-- INFORMATION follows --
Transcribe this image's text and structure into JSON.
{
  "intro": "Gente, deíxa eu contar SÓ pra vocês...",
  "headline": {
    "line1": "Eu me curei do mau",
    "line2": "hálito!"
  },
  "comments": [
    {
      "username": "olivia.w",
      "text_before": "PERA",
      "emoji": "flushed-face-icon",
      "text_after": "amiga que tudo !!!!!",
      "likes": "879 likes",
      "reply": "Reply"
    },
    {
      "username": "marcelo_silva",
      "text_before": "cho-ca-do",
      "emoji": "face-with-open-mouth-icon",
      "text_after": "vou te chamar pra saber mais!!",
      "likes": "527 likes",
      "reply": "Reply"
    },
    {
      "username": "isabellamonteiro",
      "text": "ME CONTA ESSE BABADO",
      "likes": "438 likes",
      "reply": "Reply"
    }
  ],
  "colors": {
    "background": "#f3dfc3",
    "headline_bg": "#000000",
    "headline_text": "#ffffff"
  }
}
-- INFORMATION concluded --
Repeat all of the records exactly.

**RESPONSE FOR THIS EXERCISE**
Transcribe this image's text and structure into JSON.
{
  "intro": "Gente, deíxa eu contar SÓ pra vocês...",
  "headline": {
    "line1": "Eu me curei do mau",
    "line2": "hálito!"
  },
  "comments": [
    {
      "username": "olivia.w",
      "text_before": "PERA",
      "emoji": "flushed-face-icon",
      "text_after": "amiga que tudo !!!!!",
      "likes": "879 likes",
      "reply": "Reply"
    },
    {
      "username": "marcelo_silva",
      "text_before": "cho-ca-do",
      "emoji": "face-with-open-mouth-icon",
      "text_after": "vou te chamar pra saber mais!!",
      "likes": "527 likes",
      "reply": "Reply"
    },
    {
      "username": "isabellamonteiro",
      "text": "ME CONTA ESSE BABADO",
      "likes": "438 likes",
      "reply": "Reply"
    }
  ],
  "colors": {
    "background": "#f3dfc3",
    "headline_bg": "#000000",
    "headline_text": "#ffffff"
  }
}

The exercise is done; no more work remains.